Founded in 1990, Girls Hope of Pittsburgh nurtures, houses and educates girls between the ages of 10 to 18 who are at-risk due to poverty, neglect or harmful neighborhood conditions. The organization provides two stable, family-like homes in Baden and Coraopolis that each accommodate eight full-time residents and serve as a home base for Girls Hope college students.
Prior to coming to Girls Hope, Mr. Wiese of Cheswick gleaned experience in organizational leadership, finance, strategic planning and development through his roles as financial development officer for the American Red Cross Southwestern Pennsylvania Chapter and vice president of development for Big Brothers Big Sisters of Greater Pittsburgh.
Mr. Wiese realized his calling to work with nonprofits over 15 years ago while living in Phoenix, where he said he helped a friend organize a few events geared toward assisting needy and at-risk families and youth.
"I thought, 'Wow, this is phenomenal,' and I loved it," he said.
His passion for helping children was ignited while working for Big Brothers Big Sisters of Greater Pittsburgh where in 2001 he became a volunteer Big Brother to 10-year-old Kalif from Wilkinsburg. Mr. Wiese treated the youth as one of his own and said he became part of their family.
Kalif now lives in New York where he attends college and works and is one of many success stories that Mr. Wiese hopes will be written at Girls Hope.
"These kids have so much potential and all they need is just that little extra something, an opportunity," he said. "If we just give them the proper environment, the proper setting, and the proper love, they have shown that they can flourish."
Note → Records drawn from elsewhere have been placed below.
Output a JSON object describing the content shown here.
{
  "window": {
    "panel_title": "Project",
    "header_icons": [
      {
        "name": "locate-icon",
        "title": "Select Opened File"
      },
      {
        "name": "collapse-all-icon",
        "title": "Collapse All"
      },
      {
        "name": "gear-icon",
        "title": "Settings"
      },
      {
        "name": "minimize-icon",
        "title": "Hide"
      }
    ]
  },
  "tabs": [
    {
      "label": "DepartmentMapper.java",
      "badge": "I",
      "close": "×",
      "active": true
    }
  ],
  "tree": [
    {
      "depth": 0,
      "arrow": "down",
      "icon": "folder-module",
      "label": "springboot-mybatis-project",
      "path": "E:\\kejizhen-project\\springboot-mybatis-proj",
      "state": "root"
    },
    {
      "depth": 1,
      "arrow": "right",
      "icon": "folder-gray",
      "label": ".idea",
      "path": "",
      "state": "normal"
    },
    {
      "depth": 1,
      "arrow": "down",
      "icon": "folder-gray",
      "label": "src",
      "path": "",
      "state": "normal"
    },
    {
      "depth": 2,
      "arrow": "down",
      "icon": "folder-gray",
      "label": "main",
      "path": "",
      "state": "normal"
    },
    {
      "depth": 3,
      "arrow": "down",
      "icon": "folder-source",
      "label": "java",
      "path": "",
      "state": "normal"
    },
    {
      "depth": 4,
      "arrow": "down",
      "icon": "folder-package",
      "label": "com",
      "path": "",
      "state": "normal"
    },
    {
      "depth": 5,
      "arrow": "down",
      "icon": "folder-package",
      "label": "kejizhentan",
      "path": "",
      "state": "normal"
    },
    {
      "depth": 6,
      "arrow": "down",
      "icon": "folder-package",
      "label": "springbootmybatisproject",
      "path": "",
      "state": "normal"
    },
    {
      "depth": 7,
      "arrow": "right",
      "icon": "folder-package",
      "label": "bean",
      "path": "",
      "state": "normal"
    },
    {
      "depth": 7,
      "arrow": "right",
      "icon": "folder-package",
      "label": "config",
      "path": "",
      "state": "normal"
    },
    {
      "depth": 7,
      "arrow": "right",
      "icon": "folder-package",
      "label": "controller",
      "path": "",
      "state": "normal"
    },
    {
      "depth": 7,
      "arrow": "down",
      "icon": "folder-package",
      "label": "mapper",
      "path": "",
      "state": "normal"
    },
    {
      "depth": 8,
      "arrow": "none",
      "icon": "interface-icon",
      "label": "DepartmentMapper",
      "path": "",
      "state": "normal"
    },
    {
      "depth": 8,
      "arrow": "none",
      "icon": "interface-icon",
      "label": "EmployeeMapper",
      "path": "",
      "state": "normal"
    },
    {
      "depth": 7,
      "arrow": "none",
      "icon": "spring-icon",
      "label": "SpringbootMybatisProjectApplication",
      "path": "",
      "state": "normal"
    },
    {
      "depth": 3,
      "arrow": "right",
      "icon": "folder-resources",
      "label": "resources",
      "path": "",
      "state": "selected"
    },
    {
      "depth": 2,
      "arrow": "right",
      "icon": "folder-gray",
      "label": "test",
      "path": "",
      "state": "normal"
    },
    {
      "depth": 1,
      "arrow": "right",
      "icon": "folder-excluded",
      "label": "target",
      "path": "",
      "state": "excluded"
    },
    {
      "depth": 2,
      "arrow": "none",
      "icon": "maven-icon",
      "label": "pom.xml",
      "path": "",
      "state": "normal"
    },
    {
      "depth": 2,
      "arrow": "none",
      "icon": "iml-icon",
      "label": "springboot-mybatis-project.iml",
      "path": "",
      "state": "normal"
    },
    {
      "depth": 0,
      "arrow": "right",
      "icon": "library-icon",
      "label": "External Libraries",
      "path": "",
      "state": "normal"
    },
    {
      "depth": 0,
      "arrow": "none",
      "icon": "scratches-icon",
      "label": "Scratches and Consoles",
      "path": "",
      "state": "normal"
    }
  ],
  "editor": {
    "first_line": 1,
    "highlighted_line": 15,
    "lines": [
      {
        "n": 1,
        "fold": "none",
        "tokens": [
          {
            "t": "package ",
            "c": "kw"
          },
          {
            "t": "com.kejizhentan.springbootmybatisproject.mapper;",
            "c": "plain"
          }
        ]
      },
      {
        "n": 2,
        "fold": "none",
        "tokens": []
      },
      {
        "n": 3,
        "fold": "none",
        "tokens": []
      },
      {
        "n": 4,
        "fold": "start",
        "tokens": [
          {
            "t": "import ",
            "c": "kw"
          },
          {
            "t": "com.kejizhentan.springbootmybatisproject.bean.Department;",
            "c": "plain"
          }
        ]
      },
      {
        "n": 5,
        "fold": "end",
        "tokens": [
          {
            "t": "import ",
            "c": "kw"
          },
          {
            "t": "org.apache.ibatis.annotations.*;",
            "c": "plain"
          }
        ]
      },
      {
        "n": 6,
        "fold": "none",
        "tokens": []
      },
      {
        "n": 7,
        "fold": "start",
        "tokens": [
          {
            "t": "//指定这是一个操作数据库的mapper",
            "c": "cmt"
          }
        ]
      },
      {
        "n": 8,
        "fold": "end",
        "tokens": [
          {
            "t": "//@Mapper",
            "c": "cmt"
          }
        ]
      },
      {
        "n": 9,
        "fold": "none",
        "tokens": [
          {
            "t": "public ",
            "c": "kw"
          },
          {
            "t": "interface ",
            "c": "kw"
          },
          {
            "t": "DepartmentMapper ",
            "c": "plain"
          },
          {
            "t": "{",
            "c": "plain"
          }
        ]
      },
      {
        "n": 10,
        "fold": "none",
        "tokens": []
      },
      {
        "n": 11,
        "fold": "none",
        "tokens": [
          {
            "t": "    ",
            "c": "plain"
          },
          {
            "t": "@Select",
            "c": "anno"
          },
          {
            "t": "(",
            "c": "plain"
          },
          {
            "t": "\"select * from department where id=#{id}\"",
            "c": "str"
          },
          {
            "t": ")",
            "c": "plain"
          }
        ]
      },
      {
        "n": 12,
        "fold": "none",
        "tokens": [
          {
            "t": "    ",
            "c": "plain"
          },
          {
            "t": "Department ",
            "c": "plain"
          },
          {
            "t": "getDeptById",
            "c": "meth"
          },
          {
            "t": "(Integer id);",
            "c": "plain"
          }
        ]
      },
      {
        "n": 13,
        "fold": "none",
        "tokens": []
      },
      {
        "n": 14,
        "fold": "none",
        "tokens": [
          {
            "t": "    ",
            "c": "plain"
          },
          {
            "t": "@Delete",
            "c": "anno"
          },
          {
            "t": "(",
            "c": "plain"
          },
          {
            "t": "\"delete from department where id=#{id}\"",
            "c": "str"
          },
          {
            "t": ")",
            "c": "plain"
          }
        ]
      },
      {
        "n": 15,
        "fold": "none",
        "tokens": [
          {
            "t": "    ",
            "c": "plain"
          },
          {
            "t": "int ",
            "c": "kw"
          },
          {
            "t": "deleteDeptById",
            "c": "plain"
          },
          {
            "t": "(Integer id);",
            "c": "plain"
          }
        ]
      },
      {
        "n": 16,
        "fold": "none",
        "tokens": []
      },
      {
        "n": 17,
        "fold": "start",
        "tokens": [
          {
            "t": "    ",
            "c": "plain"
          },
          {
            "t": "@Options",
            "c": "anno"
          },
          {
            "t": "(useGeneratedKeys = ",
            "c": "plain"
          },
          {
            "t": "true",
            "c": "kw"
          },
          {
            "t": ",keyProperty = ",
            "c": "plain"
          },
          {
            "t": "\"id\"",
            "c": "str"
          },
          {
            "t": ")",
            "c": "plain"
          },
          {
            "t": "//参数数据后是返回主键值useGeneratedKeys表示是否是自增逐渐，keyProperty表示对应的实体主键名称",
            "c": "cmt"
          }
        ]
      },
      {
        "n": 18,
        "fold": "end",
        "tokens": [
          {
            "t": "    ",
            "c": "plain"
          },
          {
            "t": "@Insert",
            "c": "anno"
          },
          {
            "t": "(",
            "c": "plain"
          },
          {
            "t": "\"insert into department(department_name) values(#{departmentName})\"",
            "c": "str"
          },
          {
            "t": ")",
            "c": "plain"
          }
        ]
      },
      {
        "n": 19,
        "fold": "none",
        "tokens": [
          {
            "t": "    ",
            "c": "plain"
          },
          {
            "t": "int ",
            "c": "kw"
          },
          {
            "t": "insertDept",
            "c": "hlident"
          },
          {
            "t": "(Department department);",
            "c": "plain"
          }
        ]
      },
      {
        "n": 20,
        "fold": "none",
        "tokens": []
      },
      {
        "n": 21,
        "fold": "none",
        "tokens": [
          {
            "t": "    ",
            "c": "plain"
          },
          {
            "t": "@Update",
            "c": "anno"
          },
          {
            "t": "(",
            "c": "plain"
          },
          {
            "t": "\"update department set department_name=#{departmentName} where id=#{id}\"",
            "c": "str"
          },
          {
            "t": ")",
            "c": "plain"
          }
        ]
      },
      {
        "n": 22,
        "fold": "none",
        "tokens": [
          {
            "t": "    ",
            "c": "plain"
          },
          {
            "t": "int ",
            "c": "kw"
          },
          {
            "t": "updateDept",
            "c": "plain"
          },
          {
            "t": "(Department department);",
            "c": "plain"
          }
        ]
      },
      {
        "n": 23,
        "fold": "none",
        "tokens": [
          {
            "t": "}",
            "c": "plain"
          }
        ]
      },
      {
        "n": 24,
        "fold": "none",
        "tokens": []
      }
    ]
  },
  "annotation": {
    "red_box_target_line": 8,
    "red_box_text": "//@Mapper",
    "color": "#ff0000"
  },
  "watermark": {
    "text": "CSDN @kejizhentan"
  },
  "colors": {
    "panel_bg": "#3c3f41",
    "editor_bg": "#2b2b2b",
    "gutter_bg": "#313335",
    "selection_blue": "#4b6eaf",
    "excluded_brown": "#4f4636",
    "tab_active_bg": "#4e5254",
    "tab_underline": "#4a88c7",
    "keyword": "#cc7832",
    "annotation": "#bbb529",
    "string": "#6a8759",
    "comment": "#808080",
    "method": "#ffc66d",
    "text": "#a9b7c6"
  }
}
In addition to providing a stable home environment, Girls Hope offers tutoring and counseling to its residents and brings in volunteers who offer classes on topics such as etiquette, money management, banking, nutrition and life skills.
"All of those things are key in the child's development," said Mr. Wiese. "Every case isn't a success story, but maybe they leave better off than they had come in."
As director, Mr. Wiese said his goals are to raise money for the organization and to fill both houses to capacity so they can make an impact on more youth. They currently house 10 girls with room for 16.
In the meantime, he will continue to get the word out about the good things the organization is doing and watch the next chapter unfold of what he hopes will be many success stories in the lives of the current Girls Hope residents.
"That's why I'm so passionate about the youth because you get to see them literally grow up in front of you," he said.
"It could be this timid, shy kid, and then to see them go out on their own and really making a difference is just phenomenal."
First Published August 9, 2012 5:13 am